* [WHAT THE TASK REQUIRES] Within this material, how many lines have the string "title" in them? The answer is a number, with nothing added.
---- PROVIDED MATERIAL
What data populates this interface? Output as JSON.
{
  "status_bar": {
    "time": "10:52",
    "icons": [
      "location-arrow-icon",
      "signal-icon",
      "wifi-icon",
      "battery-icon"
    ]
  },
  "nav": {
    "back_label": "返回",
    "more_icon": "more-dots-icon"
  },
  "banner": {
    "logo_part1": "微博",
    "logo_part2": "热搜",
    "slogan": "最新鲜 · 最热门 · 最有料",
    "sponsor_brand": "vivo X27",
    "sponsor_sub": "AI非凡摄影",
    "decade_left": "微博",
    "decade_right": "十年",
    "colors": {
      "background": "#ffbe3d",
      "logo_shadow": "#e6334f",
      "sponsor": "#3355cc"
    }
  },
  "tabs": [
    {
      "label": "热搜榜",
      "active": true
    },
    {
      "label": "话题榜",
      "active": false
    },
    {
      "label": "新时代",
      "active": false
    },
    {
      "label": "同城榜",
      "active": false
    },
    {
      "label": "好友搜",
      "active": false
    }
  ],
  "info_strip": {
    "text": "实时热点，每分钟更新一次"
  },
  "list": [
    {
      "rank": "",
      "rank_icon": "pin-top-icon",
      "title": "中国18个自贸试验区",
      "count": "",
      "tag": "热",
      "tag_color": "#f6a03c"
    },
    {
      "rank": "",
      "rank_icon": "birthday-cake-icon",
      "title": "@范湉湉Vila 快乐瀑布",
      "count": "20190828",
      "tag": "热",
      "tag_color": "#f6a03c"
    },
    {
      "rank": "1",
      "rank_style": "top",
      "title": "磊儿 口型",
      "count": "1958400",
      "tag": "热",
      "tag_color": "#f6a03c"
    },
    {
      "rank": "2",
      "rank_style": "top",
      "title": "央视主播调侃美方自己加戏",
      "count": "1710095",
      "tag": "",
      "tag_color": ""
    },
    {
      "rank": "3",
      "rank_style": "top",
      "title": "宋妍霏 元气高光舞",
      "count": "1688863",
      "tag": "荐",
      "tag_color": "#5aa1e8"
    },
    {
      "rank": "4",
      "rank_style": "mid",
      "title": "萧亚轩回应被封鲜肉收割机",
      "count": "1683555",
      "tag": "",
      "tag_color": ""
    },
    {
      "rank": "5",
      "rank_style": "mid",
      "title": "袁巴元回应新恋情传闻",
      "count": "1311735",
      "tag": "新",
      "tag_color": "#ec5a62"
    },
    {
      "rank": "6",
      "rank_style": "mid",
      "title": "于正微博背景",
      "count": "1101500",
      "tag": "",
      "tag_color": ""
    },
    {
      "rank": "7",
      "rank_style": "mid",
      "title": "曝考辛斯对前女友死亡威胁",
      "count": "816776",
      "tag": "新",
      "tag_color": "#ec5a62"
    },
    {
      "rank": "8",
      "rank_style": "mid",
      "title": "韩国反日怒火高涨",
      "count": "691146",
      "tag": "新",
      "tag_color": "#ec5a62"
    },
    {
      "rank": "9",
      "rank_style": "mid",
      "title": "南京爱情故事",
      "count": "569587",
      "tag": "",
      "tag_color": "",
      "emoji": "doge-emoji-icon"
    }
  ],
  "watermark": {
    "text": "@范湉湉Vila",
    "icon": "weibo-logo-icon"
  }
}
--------
* [EXERCISE RESPONSE] 11